Lisa Newman said “The investigation has lasting impact. It can’t offer a solution but it does offer a better way.”

With much discussion and debate the judges selected two runners up who also demonstrated excellent representation of multiple disadvantage in journalism.

Peter Blackburn,Senior Staff Writer, at The British Medical Association.

Peter’s research and reporting have demonstrated that demand for NHS services from people experiencing homelessness is soaring.  Almost 32,000 visits to A&E in 2018 compared to 11,000 visits seven years earlier.  Hospital stays reflect the same pattern.  But, Peter notes that even these figures are likely to be a significant underestimate.  People’s homelessness is often missed due to poor recording systems. Importantly, Peter’s work goes beyond these crucial but faceless statistics to give names and personalities to those affected.  He lends his voice to people experiencing homelessness too.

“A great use of professional, specialist reporting to health professionals. The painstaking reporting lays out in detail and nuance, the issues for homeless people and their health.Philippa Budgen

Estel Farell-Roig, Senior reporter at WalesOnline

In Estel’s article entitled, “My son died using heroin”, she tells the story of a supportive middle class family that lost their son to a heroin overdose.  Estel spent time building a relationship with the family resulting in a thorough non-judgmental piece about his life, addiction, and struggle to get the help he needed in a system his parents felt offered a “one-size-fits-all” pathway. The piece helped give the family a platform to campaign for drug treatment reform. They’re now campaigners for “Anyone’s Child” which is a network of families whose lives have been affected by these issues.

“Hard hitting, honest, painful but essential to hear.” Lisa Newman

I hope that by highlighting the impact that brave and humane journalism can have we will encourage others to do the same.


About the author:

Jude Habib is the Founder and Creative Director of sounddelivery. sounddelivery is an award-winning digital storytelling agency that delivers training and events to amplify the voices of people with lived experience in the charity sector, media and beyond so that they can contribute to and create change.


The other shortlisted journalists that were judged as part of the Insight Through Journalism Award were:

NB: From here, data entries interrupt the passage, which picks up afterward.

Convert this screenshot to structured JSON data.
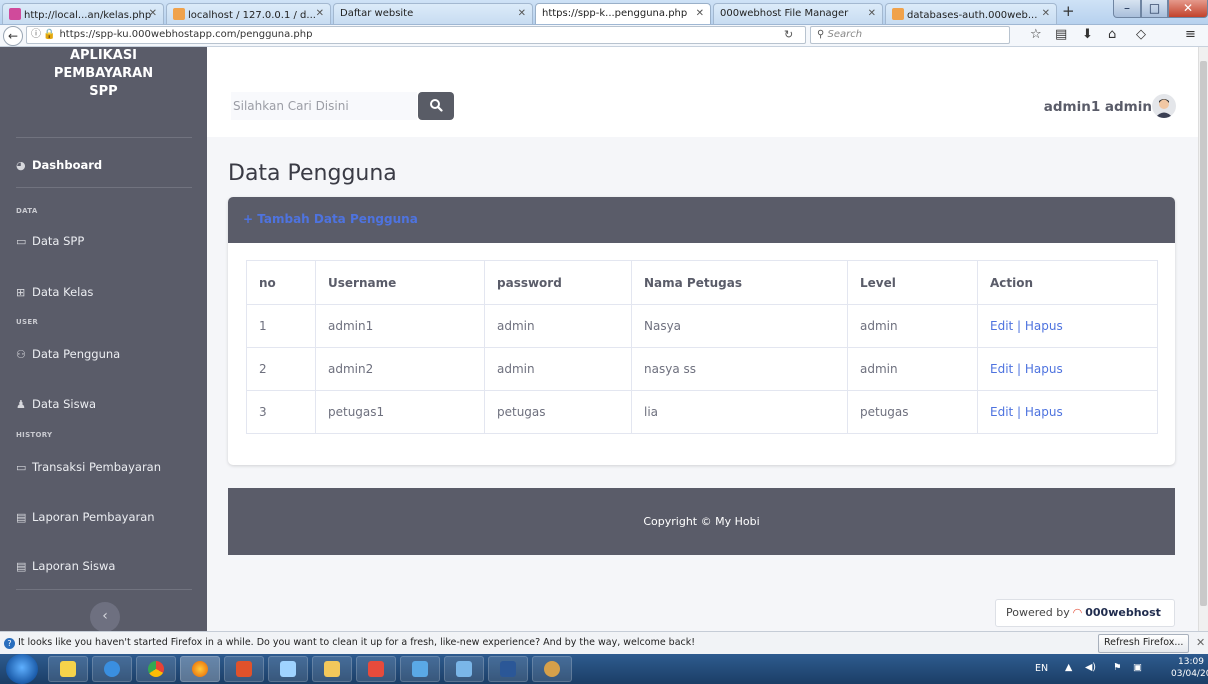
{
  "browser": {
    "tabs": [
      {
        "label": "http://local...an/kelas.php",
        "color": "#d04a9b"
      },
      {
        "label": "localhost / 127.0.0.1 / d...",
        "color": "#f0a24b"
      },
      {
        "label": "Daftar website",
        "color": ""
      },
      {
        "label": "https://spp-k...pengguna.php",
        "color": ""
      },
      {
        "label": "000webhost File Manager",
        "color": ""
      },
      {
        "label": "databases-auth.000web...",
        "color": "#f0a24b"
      }
    ],
    "active_tab": 3,
    "url": "https://spp-ku.000webhostapp.com/pengguna.php",
    "search_placeholder": "Search"
  },
  "sidebar": {
    "brand_line1": "APLIKASI",
    "brand_line2": "PEMBAYARAN",
    "brand_line3": "SPP",
    "dashboard": "Dashboard",
    "section_data": "DATA",
    "data_spp": "Data SPP",
    "data_kelas": "Data Kelas",
    "section_user": "USER",
    "data_pengguna": "Data Pengguna",
    "data_siswa": "Data Siswa",
    "section_history": "HISTORY",
    "transaksi": "Transaksi Pembayaran",
    "laporan_pembayaran": "Laporan Pembayaran",
    "laporan_siswa": "Laporan Siswa"
  },
  "topbar": {
    "search_placeholder": "Silahkan Cari Disini",
    "user_name": "admin1 admin"
  },
  "main": {
    "title": "Data Pengguna",
    "add_link": "+ Tambah Data Pengguna",
    "table": {
      "headers": [
        "no",
        "Username",
        "password",
        "Nama Petugas",
        "Level",
        "Action"
      ],
      "rows": [
        {
          "no": "1",
          "username": "admin1",
          "password": "admin",
          "nama": "Nasya",
          "level": "admin",
          "action": "Edit | Hapus"
        },
        {
          "no": "2",
          "username": "admin2",
          "password": "admin",
          "nama": "nasya ss",
          "level": "admin",
          "action": "Edit | Hapus"
        },
        {
          "no": "3",
          "username": "petugas1",
          "password": "petugas",
          "nama": "lia",
          "level": "petugas",
          "action": "Edit | Hapus"
        }
      ]
    },
    "footer": "Copyright © My Hobi",
    "powered_prefix": "Powered by",
    "powered_brand": "000webhost"
  },
  "notification": {
    "text": "It looks like you haven't started Firefox in a while. Do you want to clean it up for a fresh, like-new experience? And by the way, welcome back!",
    "button": "Refresh Firefox..."
  },
  "taskbar": {
    "lang": "EN",
    "time": "13:09",
    "date": "03/04/2021"
  },
  "colors": {
    "sidebar": "#5a5c69",
    "accent": "#4e73df",
    "page_bg": "#f5f6f9"
  }
}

Richard Ault, Chief Agenda Writer, The Sentinel: Lived experience of hardship, Stoke Sentinel in collaboration with Staffordshire University and the Hardship Commission

Nina McNamara and Kate Littler, Founder, Bird Podcast

Aditya Chakrabortty, Senior Economics Commentator, The Guardian

Jackie Long, Social Affairs Editor, Channel 4 News: Poverty Report

Lucy Nichol, Independent, Metro and Spotify: Mental health and addiction

Hugh Huddy – Hearing Homelessness


Further reading:

Laura Furness: Judging the Expert Citizens Insight Through Journalism Awards